Just what the techno popes and party pioneers of the '90s always warned about is happening. The wastelands of the reunification period will become a business district. More and more people will live and work here, sitting all day in offices and going to the gym in the evening.
Much of this was a very good thing. That so much of central Berlin once seemed so empty hinted at the city’s dirty secret: Reunification had initially been a demographic and economic disaster, one that saw thousands flee westward and outward to the city’s wider region in search of greener pastures. This more recent transformation has not been without its discontents, nonetheless. Plans such as the huge Mediaspree project saw the Spree riverbank cleansed of the workshops and small, independent clubs that had flourished there in order to build offices that excluded the public (dancing or otherwise) from the waterfront.

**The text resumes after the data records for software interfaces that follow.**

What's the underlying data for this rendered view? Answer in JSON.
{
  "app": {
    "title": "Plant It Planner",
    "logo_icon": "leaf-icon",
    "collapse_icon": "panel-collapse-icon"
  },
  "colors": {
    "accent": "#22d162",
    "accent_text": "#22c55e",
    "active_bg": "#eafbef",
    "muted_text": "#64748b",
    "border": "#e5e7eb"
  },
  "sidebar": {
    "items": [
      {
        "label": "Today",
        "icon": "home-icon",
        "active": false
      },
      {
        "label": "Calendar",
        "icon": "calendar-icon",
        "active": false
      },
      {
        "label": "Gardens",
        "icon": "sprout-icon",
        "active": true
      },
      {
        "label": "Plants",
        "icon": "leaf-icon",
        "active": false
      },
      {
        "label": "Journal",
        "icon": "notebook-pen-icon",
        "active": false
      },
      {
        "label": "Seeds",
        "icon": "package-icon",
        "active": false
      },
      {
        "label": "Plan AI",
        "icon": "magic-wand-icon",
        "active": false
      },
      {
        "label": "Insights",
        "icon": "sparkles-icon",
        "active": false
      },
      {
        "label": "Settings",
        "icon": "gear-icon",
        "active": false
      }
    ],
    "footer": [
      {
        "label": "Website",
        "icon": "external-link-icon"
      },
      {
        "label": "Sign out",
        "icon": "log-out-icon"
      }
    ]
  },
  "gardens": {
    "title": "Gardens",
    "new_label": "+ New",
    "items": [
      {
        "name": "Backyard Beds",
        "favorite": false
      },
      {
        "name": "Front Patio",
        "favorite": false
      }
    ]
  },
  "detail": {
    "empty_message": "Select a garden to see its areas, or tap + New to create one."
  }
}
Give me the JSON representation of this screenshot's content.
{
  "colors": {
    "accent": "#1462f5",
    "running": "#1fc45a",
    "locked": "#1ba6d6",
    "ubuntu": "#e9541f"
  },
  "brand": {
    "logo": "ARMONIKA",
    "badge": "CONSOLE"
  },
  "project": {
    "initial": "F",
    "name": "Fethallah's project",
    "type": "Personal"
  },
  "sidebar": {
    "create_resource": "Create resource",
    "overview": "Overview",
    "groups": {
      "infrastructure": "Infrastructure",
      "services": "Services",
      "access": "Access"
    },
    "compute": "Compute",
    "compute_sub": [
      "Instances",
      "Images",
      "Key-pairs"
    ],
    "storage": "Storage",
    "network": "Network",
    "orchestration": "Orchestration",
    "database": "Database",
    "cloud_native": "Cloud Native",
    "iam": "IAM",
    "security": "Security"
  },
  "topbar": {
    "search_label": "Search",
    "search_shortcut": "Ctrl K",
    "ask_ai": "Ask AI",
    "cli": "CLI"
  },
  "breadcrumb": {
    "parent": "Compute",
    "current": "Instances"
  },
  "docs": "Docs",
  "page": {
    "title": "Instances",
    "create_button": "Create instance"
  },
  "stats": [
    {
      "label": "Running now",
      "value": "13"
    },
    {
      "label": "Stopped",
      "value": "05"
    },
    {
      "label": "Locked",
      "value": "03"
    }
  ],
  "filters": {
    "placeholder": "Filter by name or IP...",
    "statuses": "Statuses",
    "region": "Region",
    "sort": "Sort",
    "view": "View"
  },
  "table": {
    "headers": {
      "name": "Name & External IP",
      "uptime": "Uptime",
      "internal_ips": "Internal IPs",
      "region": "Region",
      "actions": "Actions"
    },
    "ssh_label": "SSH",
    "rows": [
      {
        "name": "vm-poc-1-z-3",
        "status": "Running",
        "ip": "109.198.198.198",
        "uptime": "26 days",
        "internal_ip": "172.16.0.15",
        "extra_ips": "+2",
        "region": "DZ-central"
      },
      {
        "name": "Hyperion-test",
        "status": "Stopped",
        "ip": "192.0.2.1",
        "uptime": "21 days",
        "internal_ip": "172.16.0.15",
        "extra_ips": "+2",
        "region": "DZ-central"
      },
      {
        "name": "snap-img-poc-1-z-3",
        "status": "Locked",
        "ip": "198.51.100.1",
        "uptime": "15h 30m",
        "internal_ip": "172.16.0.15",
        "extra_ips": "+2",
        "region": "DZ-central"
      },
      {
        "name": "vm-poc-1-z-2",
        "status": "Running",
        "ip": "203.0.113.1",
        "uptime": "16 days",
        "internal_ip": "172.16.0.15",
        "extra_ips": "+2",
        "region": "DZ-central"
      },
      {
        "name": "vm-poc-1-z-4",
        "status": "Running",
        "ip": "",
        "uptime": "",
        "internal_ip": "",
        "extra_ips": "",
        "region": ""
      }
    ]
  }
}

Official bodies such as music regulator GEMA (the German equivalent of the RIAA) added to this sense of persecution with outrageous (and defeated) plans to make bars pay royalties for all music they played. Now, as venue after venue has been forced to unplug its speakers and move on, central Berlin is threatened by what the city’s press melodramatically calls "club death." The irony behind this is that, rather than being the usual underdogs swept away by regeneration, Berlin clubs are actually a big business and a major tourist draw. Even now, they are helping Berlin bag top ratings in “most fun city in the world” traveler polls, while its most famous club still gets major international press coverage.
Meanwhile, Berlin’s “grown-up” transformation is not going quite as planned. Beyond Mall of Berlin’s current dead end, the new airport is now predicted to open seven years late after numerous safety screw-ups and a spectacular overspend. Elsewhere, the buildings of the “new” Berlin—the offices, numerous mini-malls and chain stores cropping up on all corners—possess a sameness so intense it’s almost intoxicating. There seems to be an unofficial conspiracy to take what remains one of Europe’s most exciting cities and turn it into a greige, provincial dump. It’s not that Berlin’s government and developers don’t have the guts to take on major projects to transform the city. It’s just that they really suck at them.
No one is seriously saying that Berlin should really turn back the clock. Still, in a climate where they city’s transformation is hitting some bumps, it’s hard to blame Berlin’s put-upon clubs for asking in a stage whisper: “Remember us?”